WORK TO COMPLETE
Return nothing but the lines from the line containing "Convert this screenshot" through the last line of the records, reproduced exactly.

RECORDS SHOWN
##########

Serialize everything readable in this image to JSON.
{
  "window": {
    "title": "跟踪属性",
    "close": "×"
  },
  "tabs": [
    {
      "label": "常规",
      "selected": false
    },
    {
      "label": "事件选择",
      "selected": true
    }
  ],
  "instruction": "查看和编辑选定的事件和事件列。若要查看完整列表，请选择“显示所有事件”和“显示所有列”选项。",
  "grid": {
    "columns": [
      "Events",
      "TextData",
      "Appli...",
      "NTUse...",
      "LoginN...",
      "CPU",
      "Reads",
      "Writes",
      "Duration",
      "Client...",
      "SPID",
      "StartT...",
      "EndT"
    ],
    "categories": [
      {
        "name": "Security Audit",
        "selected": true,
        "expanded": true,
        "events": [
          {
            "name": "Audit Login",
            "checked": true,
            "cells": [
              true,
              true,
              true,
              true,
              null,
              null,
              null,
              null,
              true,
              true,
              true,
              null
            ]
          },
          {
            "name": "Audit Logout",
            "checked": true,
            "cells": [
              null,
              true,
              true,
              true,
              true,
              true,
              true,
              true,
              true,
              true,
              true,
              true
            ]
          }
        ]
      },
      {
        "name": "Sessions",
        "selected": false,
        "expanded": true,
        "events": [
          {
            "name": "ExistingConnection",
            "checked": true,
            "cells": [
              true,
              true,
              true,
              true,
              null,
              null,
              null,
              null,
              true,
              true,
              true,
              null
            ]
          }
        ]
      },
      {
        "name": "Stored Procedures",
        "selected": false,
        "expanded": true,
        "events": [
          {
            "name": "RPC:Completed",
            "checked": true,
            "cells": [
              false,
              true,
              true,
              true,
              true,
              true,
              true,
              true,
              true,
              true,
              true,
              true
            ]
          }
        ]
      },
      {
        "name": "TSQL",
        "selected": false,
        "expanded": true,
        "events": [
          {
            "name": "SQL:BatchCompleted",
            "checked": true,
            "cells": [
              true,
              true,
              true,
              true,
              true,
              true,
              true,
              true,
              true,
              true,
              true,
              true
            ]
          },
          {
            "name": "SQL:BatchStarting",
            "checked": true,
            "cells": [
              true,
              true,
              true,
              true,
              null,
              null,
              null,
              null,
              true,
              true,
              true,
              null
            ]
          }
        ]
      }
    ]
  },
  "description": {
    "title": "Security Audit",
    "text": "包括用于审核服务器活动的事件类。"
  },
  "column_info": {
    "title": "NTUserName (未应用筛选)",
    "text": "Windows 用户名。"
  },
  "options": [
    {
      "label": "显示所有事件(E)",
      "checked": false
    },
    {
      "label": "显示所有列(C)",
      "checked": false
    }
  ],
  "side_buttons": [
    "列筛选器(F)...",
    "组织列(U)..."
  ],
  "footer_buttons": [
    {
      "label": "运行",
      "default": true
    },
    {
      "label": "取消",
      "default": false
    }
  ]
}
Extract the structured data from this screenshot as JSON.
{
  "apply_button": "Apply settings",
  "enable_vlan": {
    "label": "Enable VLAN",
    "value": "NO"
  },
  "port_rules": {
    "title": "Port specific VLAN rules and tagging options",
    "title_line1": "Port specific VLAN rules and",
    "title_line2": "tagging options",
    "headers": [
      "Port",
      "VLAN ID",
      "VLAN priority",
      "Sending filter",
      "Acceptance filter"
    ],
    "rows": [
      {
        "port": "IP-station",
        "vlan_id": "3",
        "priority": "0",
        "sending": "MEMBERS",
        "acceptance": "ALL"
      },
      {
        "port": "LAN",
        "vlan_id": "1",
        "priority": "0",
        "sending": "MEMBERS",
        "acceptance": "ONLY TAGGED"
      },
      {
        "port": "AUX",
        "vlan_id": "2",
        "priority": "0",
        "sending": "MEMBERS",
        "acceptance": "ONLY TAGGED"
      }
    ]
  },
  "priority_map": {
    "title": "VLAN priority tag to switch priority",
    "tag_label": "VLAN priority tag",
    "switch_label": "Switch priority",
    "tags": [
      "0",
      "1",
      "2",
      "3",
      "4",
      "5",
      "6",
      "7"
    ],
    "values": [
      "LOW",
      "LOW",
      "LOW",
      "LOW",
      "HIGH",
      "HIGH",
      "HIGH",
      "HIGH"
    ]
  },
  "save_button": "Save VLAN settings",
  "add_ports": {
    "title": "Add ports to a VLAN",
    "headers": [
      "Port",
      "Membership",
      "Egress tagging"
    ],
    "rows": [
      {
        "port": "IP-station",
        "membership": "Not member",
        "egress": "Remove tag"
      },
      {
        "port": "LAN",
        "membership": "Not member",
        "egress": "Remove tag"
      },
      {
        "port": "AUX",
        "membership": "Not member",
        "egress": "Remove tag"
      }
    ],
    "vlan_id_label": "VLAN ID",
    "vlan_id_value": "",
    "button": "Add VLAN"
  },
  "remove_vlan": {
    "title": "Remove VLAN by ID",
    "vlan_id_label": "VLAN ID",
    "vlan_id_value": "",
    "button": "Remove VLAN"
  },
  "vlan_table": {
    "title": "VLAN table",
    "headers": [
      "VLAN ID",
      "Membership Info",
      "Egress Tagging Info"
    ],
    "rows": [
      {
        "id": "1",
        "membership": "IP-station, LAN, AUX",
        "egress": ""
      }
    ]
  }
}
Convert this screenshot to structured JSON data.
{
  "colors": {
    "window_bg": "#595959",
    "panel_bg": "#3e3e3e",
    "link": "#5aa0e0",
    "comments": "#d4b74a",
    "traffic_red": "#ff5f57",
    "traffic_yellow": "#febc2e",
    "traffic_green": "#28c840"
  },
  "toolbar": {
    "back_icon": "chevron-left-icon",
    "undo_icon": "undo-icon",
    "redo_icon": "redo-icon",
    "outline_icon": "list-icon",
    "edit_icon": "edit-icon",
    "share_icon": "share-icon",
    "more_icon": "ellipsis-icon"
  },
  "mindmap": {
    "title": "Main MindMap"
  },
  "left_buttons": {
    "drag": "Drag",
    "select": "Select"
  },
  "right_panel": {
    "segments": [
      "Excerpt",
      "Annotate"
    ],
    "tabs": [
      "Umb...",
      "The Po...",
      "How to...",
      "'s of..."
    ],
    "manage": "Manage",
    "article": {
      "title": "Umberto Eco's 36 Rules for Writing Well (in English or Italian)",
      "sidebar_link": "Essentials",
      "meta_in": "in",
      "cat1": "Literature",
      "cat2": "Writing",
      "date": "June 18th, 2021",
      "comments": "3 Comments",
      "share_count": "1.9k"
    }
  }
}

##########

REPLY
Convert this screenshot to structured JSON data.
{
  "colors": {
    "window_bg": "#595959",
    "panel_bg": "#3e3e3e",
    "link": "#5aa0e0",
    "comments": "#d4b74a",
    "traffic_red": "#ff5f57",
    "traffic_yellow": "#febc2e",
    "traffic_green": "#28c840"
  },
  "toolbar": {
    "back_icon": "chevron-left-icon",
    "undo_icon": "undo-icon",
    "redo_icon": "redo-icon",
    "outline_icon": "list-icon",
    "edit_icon": "edit-icon",
    "share_icon": "share-icon",
    "more_icon": "ellipsis-icon"
  },
  "mindmap": {
    "title": "Main MindMap"
  },
  "left_buttons": {
    "drag": "Drag",
    "select": "Select"
  },
  "right_panel": {
    "segments": [
      "Excerpt",
      "Annotate"
    ],
    "tabs": [
      "Umb...",
      "The Po...",
      "How to...",
      "'s of..."
    ],
    "manage": "Manage",
    "article": {
      "title": "Umberto Eco's 36 Rules for Writing Well (in English or Italian)",
      "sidebar_link": "Essentials",
      "meta_in": "in",
      "cat1": "Literature",
      "cat2": "Writing",
      "date": "June 18th, 2021",
      "comments": "3 Comments",
      "share_count": "1.9k"
    }
  }
}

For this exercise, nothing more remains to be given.